The court stipulated that the defendants must report all expenditures of more than $2,500 to the SEC in addition to filling a monthly report with the Commission. The conditions attached to the decision suggest that the court’s release of AEHI’s assets was not without concern for the company’s future conduct. The strict reporting requirements will help the SEC to keenly scrutinize the spending practices of AEHI, preventing any misuse of funds in addition to those already alleged by the SEC. Company CEO Don Gillispie and Senior Vice President Jennifer Ransom stand accused of gross misuse of investor funds – on personal expenses including lavish vacations, jewelry and sports cars – and will face those charges at a future date.
The hearing, which was solely to determine whether to continue the asset freeze, was not a reflection on the overall guilt or innocence of the defendants. The ruling was only on one of the fourteen requests for relief presented to the court by the SEC, and was reached after an hour and a half closed door negotiation between the attorneys for both sides and the judge.
The limited nature of the ruling was reflected in the argumentation before the court; several allegations made by the SEC in its 360-plus page supplemental filling went unaddressed by the defense. Those charges, in addition to any others that surface as the SEC continues its investigation, will be addressed in a jury trial or potentially in a settlement.
In the meantime, AEHI has yet to return to business as usual; Gillispie and Ransom are waiting to return to work pending board approval.
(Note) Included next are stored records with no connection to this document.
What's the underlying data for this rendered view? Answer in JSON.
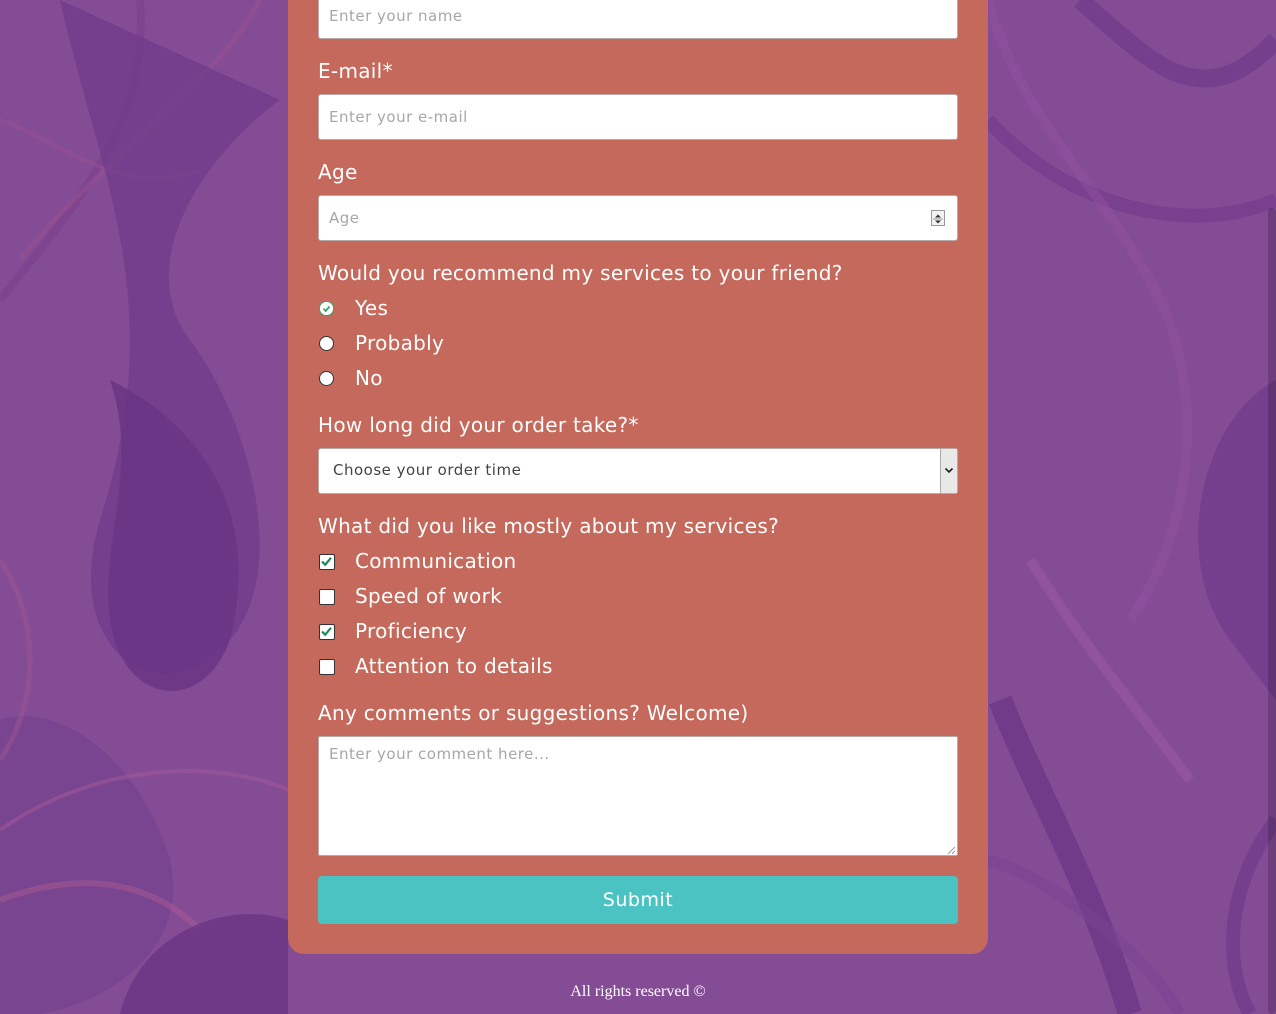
{
  "form": {
    "name": {
      "placeholder": "Enter your name"
    },
    "email": {
      "label": "E-mail*",
      "placeholder": "Enter your e-mail"
    },
    "age": {
      "label": "Age",
      "placeholder": "Age"
    },
    "recommend": {
      "label": "Would you recommend my services to your friend?",
      "options": [
        {
          "label": "Yes",
          "checked": true
        },
        {
          "label": "Probably",
          "checked": false
        },
        {
          "label": "No",
          "checked": false
        }
      ]
    },
    "order_time": {
      "label": "How long did your order take?*",
      "selected": "Choose your order time"
    },
    "liked": {
      "label": "What did you like mostly about my services?",
      "options": [
        {
          "label": "Communication",
          "checked": true
        },
        {
          "label": "Speed of work",
          "checked": false
        },
        {
          "label": "Proficiency",
          "checked": true
        },
        {
          "label": "Attention to details",
          "checked": false
        }
      ]
    },
    "comments": {
      "label": "Any comments or suggestions? Welcome)",
      "placeholder": "Enter your comment here..."
    },
    "submit_label": "Submit"
  },
  "footer": {
    "text": "All rights reserved ©"
  },
  "colors": {
    "background": "#854c96",
    "card": "#c4695b",
    "submit": "#4cc3c3",
    "check_accent": "#1e8a5a"
  }
}
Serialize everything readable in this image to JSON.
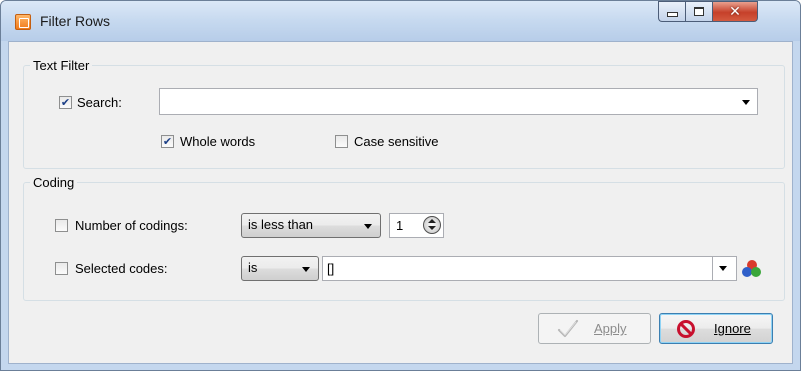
{
  "window": {
    "title": "Filter Rows"
  },
  "text_filter": {
    "group_label": "Text Filter",
    "search": {
      "label": "Search:",
      "checked": true,
      "value": ""
    },
    "whole_words": {
      "label": "Whole words",
      "checked": true
    },
    "case_sensitive": {
      "label": "Case sensitive",
      "checked": false
    }
  },
  "coding": {
    "group_label": "Coding",
    "number_of_codings": {
      "label": "Number of codings:",
      "checked": false,
      "operator": "is less than",
      "value": "1"
    },
    "selected_codes": {
      "label": "Selected codes:",
      "checked": false,
      "operator": "is",
      "value": "[]"
    }
  },
  "buttons": {
    "apply": {
      "label": "Apply",
      "mnemonic": "A",
      "enabled": false
    },
    "ignore": {
      "label": "Ignore",
      "mnemonic": "I",
      "enabled": true
    }
  },
  "icons": {
    "app": "filter-rows-app-icon",
    "minimize": "minimize-icon",
    "maximize": "maximize-icon",
    "close": "close-icon",
    "apply": "checkmark-icon",
    "ignore": "prohibited-icon",
    "codes": "colored-circles-codes-icon"
  },
  "colors": {
    "titlebar": "#c6d9ef",
    "close_button": "#c6402a",
    "ignore_icon": "#c8102e",
    "codes_red": "#d93a2b",
    "codes_green": "#3aa63a",
    "codes_blue": "#2f5fc9"
  }
}
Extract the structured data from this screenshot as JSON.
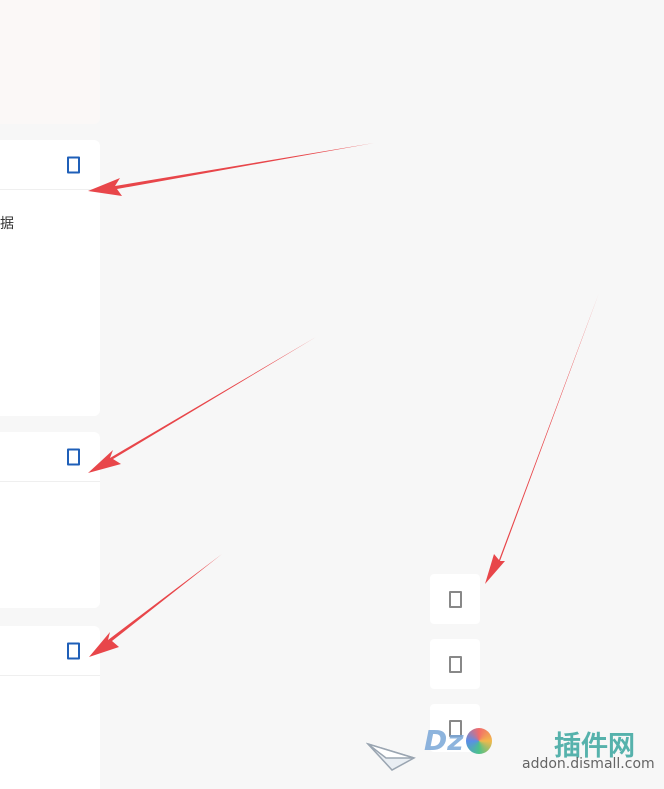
{
  "cards": [
    {
      "text": "据"
    },
    {
      "text": ""
    },
    {
      "text": ""
    }
  ],
  "side_buttons": [
    "bookmark-icon",
    "bookmark-icon",
    "bookmark-icon"
  ],
  "watermark": {
    "brand": "Dz",
    "brand_tail": "插件网",
    "url": "addon.dismall.com"
  },
  "colors": {
    "arrow": "#e8464a",
    "card_icon": "#1f5fb8",
    "side_icon": "#888888",
    "background": "#f7f7f7"
  }
}
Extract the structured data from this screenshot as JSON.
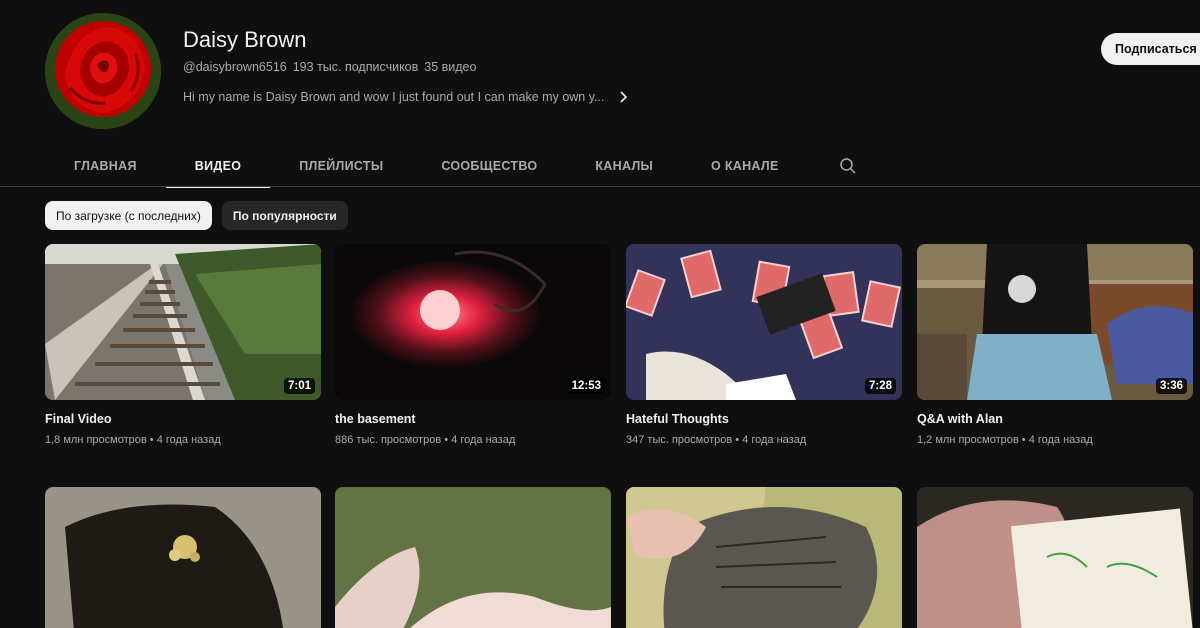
{
  "channel": {
    "name": "Daisy Brown",
    "handle": "@daisybrown6516",
    "subscribers": "193 тыс. подписчиков",
    "video_count": "35 видео",
    "description": "Hi my name is Daisy Brown and wow I just found out I can make my own y...",
    "subscribe_label": "Подписаться"
  },
  "tabs": [
    {
      "label": "ГЛАВНАЯ"
    },
    {
      "label": "ВИДЕО"
    },
    {
      "label": "ПЛЕЙЛИСТЫ"
    },
    {
      "label": "СООБЩЕСТВО"
    },
    {
      "label": "КАНАЛЫ"
    },
    {
      "label": "О КАНАЛЕ"
    }
  ],
  "active_tab": "ВИДЕО",
  "filters": [
    {
      "label": "По загрузке (с последних)"
    },
    {
      "label": "По популярности"
    }
  ],
  "videos": [
    {
      "title": "Final Video",
      "duration": "7:01",
      "views": "1,8 млн просмотров",
      "age": "4 года назад"
    },
    {
      "title": "the basement",
      "duration": "12:53",
      "views": "886 тыс. просмотров",
      "age": "4 года назад"
    },
    {
      "title": "Hateful Thoughts",
      "duration": "7:28",
      "views": "347 тыс. просмотров",
      "age": "4 года назад"
    },
    {
      "title": "Q&A with Alan",
      "duration": "3:36",
      "views": "1,2 млн просмотров",
      "age": "4 года назад"
    }
  ],
  "colors": {
    "background": "#0f0f0f",
    "text": "#f1f1f1",
    "secondary_text": "#aaaaaa",
    "chip_bg": "#272727"
  }
}
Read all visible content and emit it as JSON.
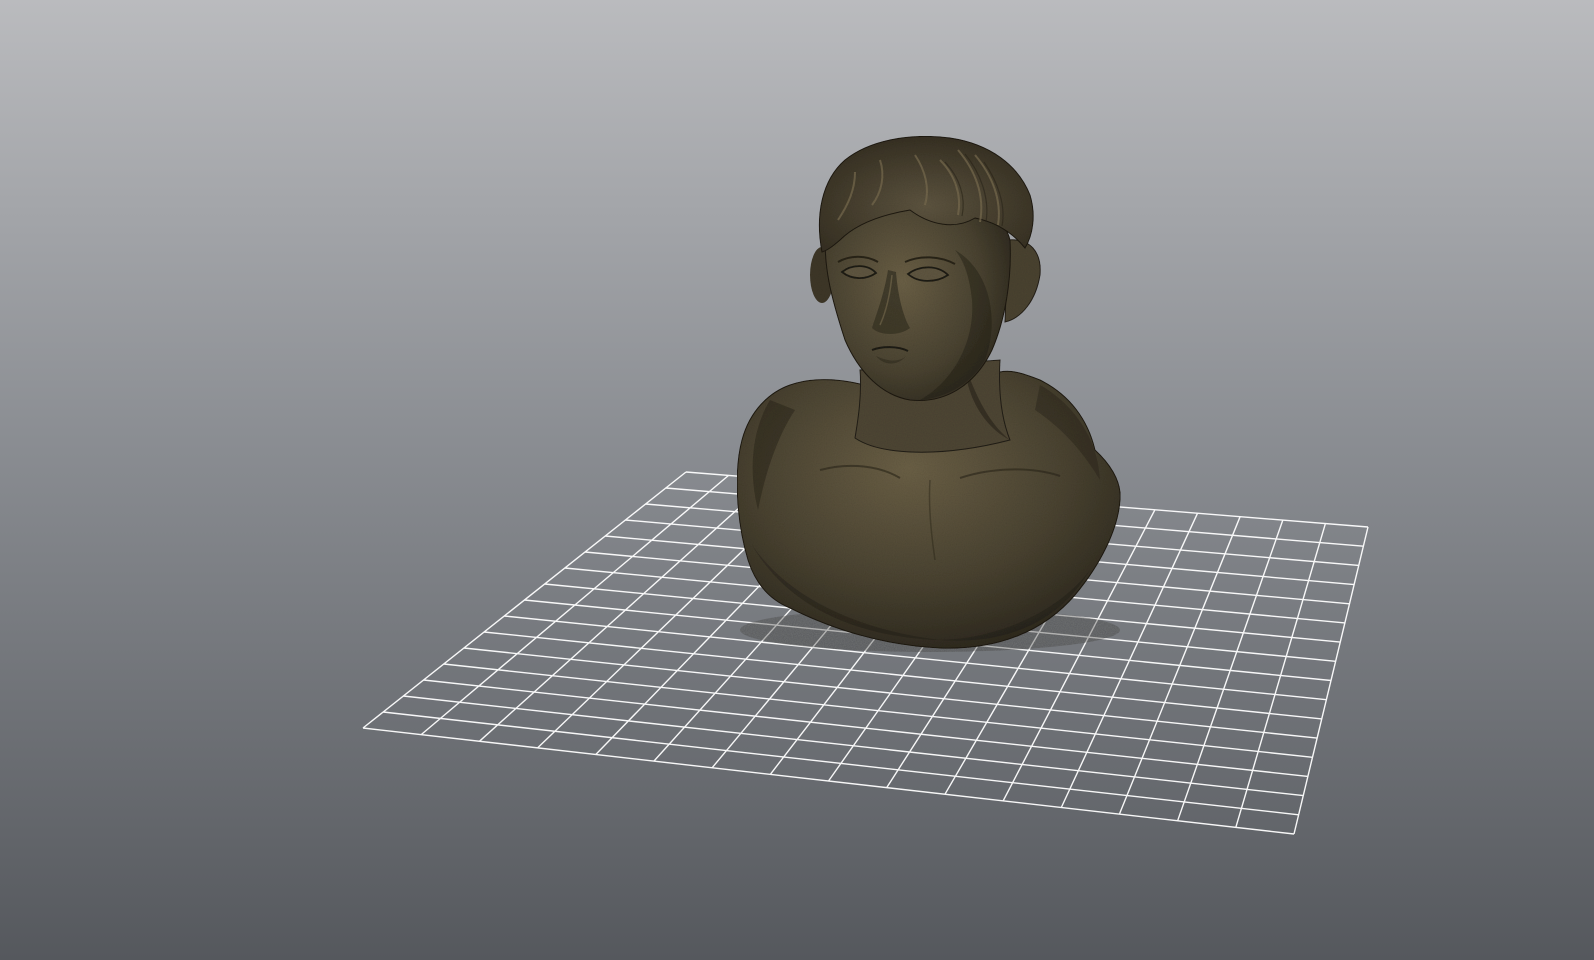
{
  "viewport": {
    "background_top": "#babbbe",
    "background_mid": "#8b8e93",
    "background_bottom": "#55585d",
    "grid_color": "#ffffff",
    "grid_divisions": 16
  },
  "model": {
    "subject": "bronze bust",
    "color_dark": "#262219",
    "color_base": "#4a4331",
    "color_light": "#6b6046"
  }
}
That same board received the resignation of two of its members this week, just days after the hearing. The motivation for those resignations remains undisclosed.